══ INFORMATION SUPPLIED
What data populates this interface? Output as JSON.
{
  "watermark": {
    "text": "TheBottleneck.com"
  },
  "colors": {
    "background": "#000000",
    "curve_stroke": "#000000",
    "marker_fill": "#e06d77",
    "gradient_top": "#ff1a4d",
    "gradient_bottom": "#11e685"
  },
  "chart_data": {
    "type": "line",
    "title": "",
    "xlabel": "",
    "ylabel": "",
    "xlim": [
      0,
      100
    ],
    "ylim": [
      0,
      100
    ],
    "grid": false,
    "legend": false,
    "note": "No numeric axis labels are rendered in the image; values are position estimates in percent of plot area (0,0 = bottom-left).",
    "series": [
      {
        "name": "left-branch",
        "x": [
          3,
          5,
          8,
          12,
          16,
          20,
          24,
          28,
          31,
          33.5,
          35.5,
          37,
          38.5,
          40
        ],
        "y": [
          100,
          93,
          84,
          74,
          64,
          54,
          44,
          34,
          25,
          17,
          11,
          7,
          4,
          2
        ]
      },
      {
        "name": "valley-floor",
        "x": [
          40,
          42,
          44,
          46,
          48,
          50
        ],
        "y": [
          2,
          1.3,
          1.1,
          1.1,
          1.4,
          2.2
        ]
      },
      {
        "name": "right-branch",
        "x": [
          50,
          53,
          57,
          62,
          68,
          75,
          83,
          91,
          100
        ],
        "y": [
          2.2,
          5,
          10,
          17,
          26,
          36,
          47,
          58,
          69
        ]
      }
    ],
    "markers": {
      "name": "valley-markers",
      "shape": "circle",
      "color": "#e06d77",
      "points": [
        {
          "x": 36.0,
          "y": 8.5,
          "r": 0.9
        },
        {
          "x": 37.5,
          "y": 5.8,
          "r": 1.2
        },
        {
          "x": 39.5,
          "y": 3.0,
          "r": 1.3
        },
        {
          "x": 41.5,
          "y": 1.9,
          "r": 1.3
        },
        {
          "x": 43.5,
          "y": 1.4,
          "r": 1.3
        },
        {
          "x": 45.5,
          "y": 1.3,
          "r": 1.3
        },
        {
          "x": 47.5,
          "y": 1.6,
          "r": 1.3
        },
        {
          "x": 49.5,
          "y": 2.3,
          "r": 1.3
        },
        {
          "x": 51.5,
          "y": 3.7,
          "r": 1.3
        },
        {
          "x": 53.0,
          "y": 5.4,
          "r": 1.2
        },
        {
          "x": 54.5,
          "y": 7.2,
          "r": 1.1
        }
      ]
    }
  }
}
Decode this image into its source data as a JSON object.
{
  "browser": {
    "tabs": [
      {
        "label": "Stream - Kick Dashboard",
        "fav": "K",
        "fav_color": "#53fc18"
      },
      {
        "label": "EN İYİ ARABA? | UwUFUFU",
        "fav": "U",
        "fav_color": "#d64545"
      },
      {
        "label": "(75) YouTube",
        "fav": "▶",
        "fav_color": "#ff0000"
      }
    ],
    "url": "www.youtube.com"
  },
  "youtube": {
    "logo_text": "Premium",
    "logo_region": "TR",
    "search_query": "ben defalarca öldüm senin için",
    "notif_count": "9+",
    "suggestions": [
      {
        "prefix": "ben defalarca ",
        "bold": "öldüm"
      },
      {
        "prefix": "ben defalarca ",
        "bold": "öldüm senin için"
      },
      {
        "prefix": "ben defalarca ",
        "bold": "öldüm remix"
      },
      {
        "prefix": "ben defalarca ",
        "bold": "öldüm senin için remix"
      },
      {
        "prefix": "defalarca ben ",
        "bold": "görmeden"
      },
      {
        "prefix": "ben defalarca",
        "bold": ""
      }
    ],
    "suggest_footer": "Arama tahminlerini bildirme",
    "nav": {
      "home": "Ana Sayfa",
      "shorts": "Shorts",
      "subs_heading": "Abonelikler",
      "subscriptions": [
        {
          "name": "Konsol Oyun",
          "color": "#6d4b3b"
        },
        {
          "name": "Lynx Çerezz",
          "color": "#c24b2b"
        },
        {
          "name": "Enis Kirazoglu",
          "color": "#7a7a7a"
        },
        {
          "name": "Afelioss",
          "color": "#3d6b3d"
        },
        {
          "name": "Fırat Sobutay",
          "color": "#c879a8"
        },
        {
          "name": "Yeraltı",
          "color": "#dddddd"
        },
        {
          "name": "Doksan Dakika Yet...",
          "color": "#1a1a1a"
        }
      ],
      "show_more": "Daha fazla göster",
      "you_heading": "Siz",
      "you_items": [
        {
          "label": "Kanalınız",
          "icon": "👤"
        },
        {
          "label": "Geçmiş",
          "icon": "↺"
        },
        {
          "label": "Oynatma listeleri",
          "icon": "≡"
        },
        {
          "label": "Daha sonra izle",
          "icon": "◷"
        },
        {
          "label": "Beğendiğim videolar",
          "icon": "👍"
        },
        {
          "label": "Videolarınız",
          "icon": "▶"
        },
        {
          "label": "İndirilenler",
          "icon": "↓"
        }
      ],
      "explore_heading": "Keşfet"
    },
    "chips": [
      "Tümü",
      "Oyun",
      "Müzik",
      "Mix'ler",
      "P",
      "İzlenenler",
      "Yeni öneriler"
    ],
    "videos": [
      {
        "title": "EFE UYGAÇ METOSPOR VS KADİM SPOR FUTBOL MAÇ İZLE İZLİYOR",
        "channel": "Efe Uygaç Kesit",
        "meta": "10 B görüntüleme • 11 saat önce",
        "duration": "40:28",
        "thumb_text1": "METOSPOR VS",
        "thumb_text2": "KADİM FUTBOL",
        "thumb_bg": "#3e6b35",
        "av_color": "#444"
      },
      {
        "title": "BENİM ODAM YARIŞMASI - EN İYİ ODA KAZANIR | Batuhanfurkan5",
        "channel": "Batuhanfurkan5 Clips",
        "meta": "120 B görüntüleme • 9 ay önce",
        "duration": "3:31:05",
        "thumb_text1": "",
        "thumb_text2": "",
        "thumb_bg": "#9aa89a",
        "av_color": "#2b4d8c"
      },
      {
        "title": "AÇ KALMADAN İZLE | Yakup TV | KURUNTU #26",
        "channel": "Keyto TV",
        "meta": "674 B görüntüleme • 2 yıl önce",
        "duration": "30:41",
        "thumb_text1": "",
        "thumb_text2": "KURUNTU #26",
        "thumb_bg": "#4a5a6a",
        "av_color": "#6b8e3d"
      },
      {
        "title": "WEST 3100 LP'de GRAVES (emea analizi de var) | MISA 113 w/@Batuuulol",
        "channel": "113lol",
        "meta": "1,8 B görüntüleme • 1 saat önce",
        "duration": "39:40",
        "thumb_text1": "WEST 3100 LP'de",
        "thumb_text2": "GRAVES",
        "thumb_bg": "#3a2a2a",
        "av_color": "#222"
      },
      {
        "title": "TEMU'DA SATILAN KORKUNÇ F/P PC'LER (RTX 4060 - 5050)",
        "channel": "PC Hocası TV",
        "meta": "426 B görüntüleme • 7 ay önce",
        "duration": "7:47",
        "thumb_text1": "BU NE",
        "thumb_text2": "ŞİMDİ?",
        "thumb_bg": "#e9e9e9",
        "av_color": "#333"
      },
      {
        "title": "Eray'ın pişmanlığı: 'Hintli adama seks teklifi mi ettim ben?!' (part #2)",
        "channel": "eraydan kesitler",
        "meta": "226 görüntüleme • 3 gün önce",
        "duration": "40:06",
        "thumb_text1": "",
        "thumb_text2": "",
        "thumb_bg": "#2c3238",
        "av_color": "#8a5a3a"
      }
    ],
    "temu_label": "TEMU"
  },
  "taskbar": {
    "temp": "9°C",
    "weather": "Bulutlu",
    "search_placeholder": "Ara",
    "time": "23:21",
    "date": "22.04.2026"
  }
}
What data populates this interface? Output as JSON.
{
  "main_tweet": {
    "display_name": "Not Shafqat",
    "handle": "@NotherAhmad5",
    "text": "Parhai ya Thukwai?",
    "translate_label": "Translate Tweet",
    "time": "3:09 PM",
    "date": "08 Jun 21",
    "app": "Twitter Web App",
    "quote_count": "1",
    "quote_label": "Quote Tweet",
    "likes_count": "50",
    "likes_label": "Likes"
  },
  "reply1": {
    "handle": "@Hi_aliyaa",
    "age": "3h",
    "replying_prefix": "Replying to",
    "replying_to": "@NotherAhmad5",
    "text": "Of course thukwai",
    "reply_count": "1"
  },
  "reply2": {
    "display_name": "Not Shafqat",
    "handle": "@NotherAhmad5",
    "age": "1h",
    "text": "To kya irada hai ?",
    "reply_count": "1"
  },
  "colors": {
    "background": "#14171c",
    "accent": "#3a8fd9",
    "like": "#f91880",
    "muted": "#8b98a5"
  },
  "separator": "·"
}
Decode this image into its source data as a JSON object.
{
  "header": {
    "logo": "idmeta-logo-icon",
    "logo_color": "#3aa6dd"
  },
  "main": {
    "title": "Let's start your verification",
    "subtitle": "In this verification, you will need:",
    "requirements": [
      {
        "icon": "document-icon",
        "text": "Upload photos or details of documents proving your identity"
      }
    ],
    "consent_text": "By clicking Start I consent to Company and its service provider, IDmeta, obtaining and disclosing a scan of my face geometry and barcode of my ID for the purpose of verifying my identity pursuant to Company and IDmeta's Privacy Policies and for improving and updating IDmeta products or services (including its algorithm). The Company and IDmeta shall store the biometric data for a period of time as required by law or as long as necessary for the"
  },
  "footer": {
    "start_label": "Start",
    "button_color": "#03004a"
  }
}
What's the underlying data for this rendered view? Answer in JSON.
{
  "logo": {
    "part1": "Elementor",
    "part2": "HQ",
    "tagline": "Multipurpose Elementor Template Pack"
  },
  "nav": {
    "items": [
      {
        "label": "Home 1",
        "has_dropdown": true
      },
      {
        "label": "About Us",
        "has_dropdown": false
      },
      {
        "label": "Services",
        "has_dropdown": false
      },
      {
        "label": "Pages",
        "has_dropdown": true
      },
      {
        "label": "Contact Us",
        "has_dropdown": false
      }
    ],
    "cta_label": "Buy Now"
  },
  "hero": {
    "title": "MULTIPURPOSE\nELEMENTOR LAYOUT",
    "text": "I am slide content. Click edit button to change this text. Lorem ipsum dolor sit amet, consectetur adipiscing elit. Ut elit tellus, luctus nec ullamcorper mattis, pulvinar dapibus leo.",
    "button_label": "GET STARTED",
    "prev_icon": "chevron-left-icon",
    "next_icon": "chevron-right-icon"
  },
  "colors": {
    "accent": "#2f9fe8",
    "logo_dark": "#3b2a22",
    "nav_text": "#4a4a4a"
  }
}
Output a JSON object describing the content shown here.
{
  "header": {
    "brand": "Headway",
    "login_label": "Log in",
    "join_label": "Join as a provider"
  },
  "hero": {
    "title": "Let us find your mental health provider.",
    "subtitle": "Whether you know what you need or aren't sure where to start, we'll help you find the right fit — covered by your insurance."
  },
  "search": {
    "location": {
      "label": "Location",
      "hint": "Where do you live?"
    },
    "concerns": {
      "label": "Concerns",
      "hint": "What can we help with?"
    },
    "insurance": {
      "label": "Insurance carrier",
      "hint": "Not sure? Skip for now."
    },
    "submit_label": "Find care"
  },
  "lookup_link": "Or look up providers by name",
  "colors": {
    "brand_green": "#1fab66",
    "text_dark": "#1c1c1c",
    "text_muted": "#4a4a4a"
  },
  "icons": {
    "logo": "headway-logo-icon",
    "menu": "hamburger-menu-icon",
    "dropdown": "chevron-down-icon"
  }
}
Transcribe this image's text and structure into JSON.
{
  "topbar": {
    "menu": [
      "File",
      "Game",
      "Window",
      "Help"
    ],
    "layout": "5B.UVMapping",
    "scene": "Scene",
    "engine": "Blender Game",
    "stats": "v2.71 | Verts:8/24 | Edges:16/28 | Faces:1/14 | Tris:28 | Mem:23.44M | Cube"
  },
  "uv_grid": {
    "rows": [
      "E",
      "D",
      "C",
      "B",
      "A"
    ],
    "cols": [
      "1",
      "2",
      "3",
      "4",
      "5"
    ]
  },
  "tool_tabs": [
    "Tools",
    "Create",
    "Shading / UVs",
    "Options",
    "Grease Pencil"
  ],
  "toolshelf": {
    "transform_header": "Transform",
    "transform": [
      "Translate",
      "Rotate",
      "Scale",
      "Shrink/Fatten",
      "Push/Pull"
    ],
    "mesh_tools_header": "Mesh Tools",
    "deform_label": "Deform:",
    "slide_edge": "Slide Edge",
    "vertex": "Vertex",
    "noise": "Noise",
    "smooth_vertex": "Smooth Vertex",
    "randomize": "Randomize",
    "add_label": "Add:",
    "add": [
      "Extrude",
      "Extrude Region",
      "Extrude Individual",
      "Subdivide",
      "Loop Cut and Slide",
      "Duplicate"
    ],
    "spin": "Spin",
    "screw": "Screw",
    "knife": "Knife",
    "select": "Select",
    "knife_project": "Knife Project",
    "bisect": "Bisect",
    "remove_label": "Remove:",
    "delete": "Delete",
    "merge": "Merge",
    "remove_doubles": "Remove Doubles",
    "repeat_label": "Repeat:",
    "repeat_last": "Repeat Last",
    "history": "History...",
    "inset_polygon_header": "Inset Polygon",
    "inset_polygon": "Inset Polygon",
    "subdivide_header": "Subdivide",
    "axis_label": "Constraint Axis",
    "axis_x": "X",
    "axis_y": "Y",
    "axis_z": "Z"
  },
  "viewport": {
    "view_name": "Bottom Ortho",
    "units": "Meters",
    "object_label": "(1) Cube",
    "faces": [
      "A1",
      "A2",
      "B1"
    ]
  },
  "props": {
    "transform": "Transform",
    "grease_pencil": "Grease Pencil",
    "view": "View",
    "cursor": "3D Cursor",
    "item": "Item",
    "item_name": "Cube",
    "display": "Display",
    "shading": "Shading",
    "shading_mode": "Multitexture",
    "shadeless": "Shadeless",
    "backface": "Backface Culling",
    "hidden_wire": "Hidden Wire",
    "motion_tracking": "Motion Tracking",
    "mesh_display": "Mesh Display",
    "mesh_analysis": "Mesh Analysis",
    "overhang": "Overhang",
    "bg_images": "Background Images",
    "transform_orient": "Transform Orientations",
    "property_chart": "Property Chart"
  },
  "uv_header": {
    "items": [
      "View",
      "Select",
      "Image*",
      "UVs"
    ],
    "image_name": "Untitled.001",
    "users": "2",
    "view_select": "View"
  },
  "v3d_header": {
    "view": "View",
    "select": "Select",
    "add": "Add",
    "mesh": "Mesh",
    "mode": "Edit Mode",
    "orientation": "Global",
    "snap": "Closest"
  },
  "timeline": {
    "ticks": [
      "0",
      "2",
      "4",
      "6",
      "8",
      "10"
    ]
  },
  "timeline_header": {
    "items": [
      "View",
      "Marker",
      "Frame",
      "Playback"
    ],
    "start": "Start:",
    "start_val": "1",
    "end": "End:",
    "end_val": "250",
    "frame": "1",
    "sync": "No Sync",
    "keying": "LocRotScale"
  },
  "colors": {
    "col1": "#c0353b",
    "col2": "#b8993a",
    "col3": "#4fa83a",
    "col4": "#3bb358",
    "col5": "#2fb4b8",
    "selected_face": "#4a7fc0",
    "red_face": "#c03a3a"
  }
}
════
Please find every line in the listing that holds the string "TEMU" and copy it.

        "title": "TEMU'DA SATILAN KORKUNÇ F/P PC'LER (RTX 4060 - 5050)",
    "temu_label": "TEMU"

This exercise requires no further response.